Hyaluronic acid, marketed under the names Restylane and Perlane, is tremendously popular in the 61 countries where it is legal to use as a wrinkle filler. It occurs naturally in the body as part of the medium where skin cells live.
And those who have received the treatment rave about their results.
"When I look at myself in the mirror and I don't see the deep grooves … I feel ecstatic and I feel happy," Bonnie Rose, 41, told ABCNEWS' Good Morning America.
ABCNEWS' Dr. Nancy Snyderman says Restylane can be more effective than collagen.
"We've all heard of collagen, an animal substance used to plump up and fill in lines and creases in the face that cannot be smoothed by Botox," says Snyderman. "But collagen comes from cows, and carries about a 3 percent risk of allergic reaction."
Perhaps a bigger downside is longevity. Collagen injections typically last about three months — meaning more visits and more money are required for maintenance.
"Collagen is very variable," says Wendy Lewis, a former longtime collagen user and independent cosmetic surgery consultant in New York City. "It's fine if you are in you're 20s and you just want your upper lip done, but once you get into your late 30s and the line is a little deeper — you find that you're living in your dermatologist's office."
Restylane is what has satisfied Lewis and thousands of others all over the world who wanted an alternative filler without collagen's pitfalls.
And the findings of a clinical trial comparing Restylane to collagen in 137 patients offer promising news that Q-Med, the Swedish-based manufacturers of Restylane, hopes will bring it one step closer to approval by the Food and Drug Administration for use in the United States.
The results, which will be presented today at the 29th annual meeting of the American Society for Dermatologic Surgery, found that hyaluronic acid worked better, lasted longer and required less product than collagen to fill facial lines.
Additionally, this preparation of hyaluronic acid was found to have no risk of allergic reactions. Earlier preparations derived from rooster combs have been associated with inflammatory reactions in the past.
"The products that were used in the '60s, '70s and '80s were very, very different, even though they're hyaluronic acid," says New York City plastic surgeon Dr. Paul Lorenc, who participated in the clinical trial for the FDA. "[Restylane] is a non-animal-derived product."
Crossing the Border
Many American women who want to reap Restylane's benefits, which can last as long as a year, are traveling to countries like Britain where it is legal to use.
Dr. Nick Lowe has been using this new class of injectable fillers for the past six years at his office in London's Cavendish Square.

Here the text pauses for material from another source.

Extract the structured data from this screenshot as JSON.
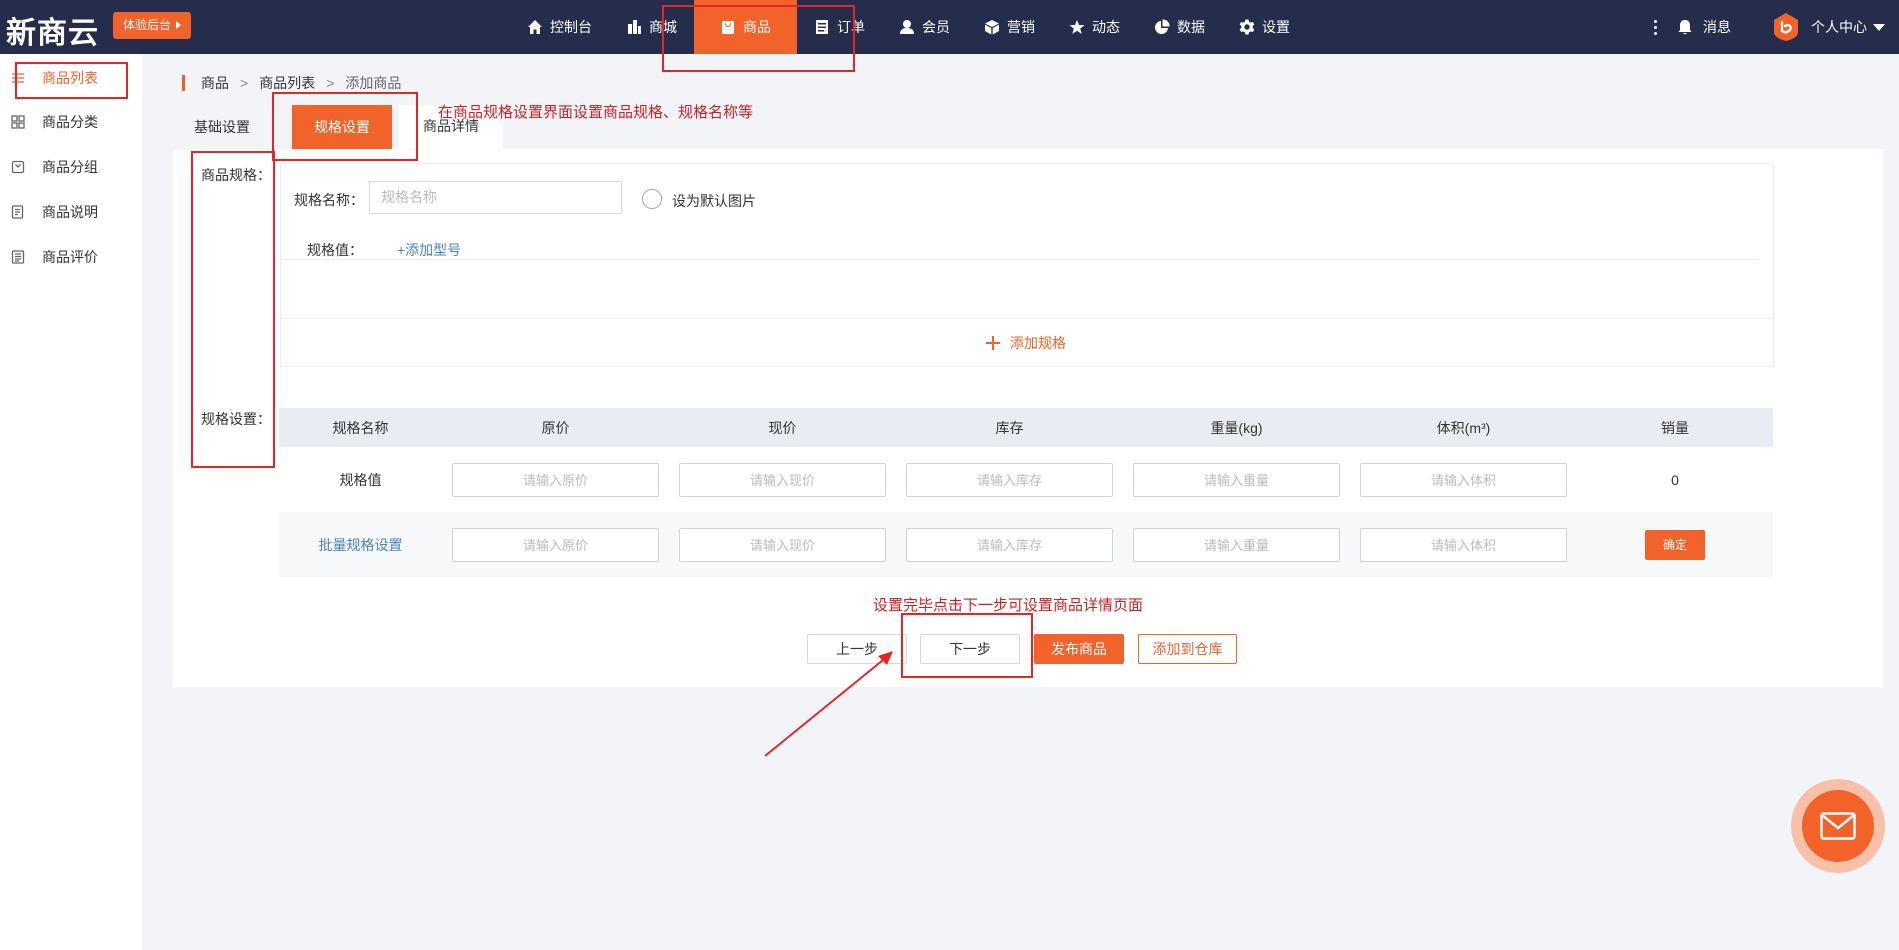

"One of the puzzles is why we've got all of these fillers available in Europe and why we haven't in the United States," he says. "I think one of the benefits of the American system is the FDA regulations, and the FDA are very, very careful — as they should be — before these products are allowed on the market."